§ **How to complete this task**
Across the data below, count every line where the string "email" appears. Answer with the number alone.

(Dataset rows describing interfaces)
┄┄┄┄┄┄┄┄┄┄┄┄┄┄┄┄┄┄┄┄
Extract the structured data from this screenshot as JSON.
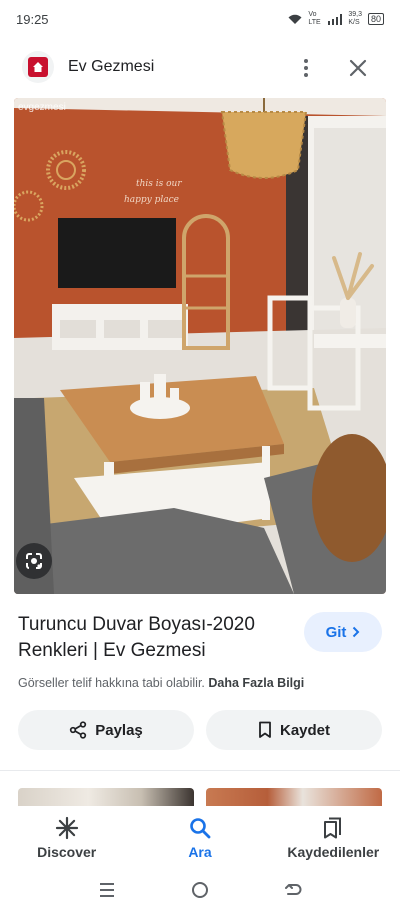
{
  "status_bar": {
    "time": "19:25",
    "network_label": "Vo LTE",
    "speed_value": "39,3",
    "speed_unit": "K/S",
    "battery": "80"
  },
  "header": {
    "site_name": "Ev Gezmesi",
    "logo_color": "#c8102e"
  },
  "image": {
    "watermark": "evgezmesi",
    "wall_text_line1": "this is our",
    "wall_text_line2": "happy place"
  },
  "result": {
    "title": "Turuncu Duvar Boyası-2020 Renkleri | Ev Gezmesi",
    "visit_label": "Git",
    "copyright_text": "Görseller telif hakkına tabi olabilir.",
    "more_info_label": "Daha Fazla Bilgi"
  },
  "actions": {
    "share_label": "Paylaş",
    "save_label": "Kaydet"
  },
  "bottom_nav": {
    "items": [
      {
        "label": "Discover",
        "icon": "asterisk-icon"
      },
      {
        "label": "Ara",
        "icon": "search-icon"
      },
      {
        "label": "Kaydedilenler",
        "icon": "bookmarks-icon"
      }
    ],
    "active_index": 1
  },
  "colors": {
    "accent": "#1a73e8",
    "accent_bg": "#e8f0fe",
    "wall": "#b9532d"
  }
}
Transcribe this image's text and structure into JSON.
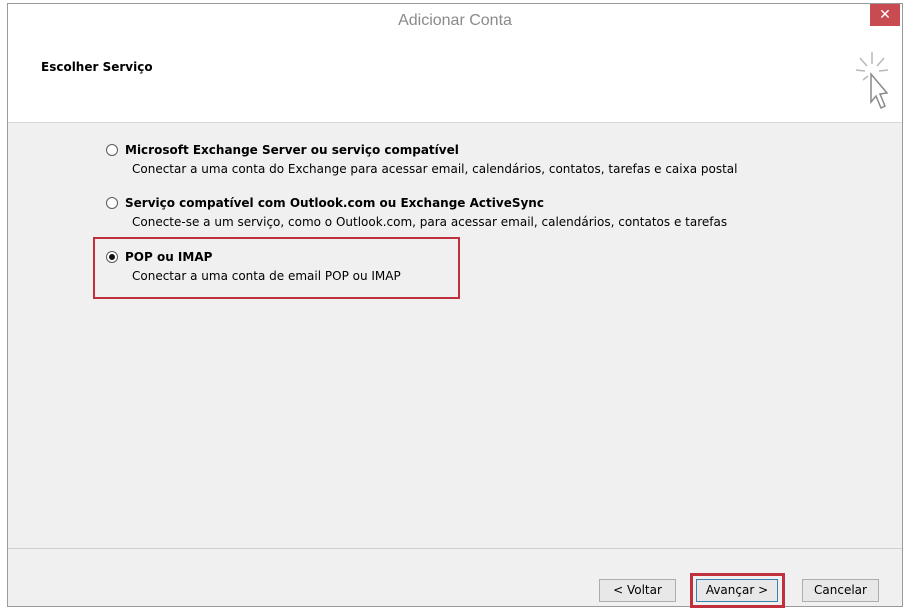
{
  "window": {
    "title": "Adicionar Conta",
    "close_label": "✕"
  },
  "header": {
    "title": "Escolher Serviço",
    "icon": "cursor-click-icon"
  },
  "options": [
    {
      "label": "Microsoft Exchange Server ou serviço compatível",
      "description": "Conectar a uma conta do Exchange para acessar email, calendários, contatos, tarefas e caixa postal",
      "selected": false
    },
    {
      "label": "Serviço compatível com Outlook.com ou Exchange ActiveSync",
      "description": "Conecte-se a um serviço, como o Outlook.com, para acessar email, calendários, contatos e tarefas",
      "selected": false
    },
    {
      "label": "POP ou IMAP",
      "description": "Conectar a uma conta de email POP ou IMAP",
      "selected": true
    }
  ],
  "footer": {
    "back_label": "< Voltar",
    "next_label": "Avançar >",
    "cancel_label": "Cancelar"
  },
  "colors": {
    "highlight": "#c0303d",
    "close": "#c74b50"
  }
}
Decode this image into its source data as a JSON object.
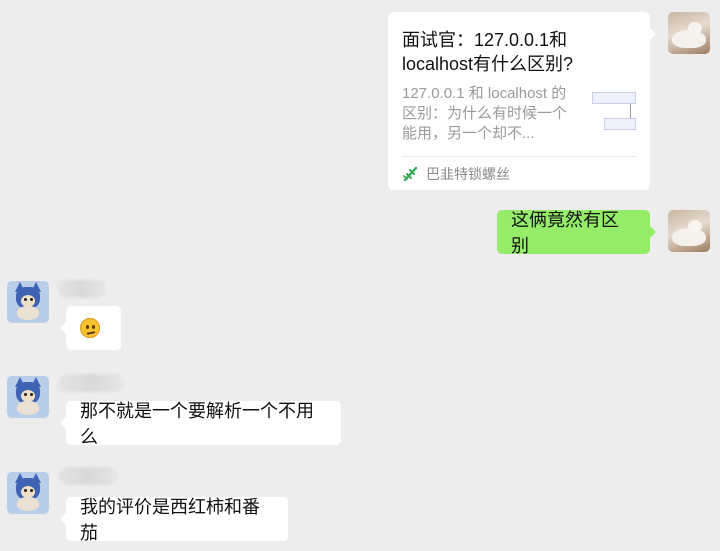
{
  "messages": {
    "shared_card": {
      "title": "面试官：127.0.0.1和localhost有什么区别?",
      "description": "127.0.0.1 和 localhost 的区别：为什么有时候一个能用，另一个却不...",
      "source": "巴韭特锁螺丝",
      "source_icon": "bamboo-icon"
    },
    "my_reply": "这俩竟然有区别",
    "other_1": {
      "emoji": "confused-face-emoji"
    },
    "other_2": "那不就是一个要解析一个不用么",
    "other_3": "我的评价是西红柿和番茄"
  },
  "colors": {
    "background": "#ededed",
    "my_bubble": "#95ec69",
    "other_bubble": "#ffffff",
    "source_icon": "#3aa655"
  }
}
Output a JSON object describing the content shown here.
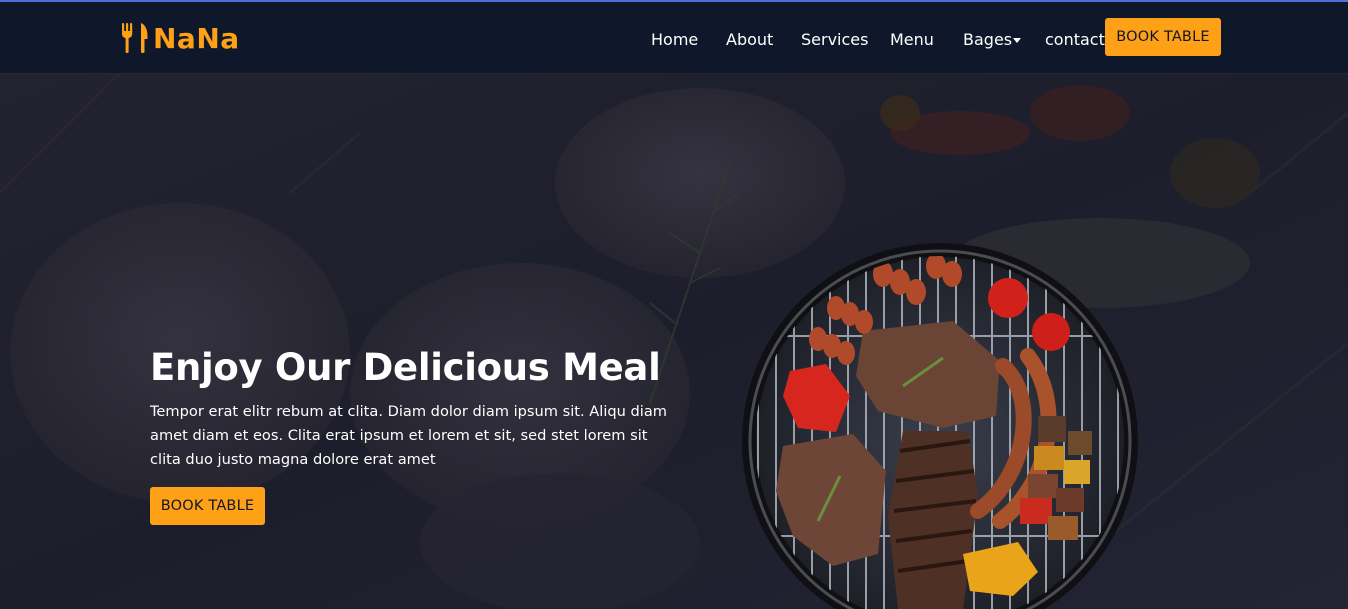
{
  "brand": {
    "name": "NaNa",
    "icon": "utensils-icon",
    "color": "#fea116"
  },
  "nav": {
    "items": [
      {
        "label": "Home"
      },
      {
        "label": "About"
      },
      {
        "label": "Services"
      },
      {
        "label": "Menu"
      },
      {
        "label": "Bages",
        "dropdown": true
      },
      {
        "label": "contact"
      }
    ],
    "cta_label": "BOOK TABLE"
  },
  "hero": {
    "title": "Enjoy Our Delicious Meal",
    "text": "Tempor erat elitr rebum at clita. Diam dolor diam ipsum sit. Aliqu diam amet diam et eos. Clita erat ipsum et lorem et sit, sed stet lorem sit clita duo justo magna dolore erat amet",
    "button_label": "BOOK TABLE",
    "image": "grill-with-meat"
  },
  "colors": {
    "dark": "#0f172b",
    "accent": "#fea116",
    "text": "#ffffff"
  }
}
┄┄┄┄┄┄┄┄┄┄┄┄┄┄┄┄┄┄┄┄
§ **Output for this task**
3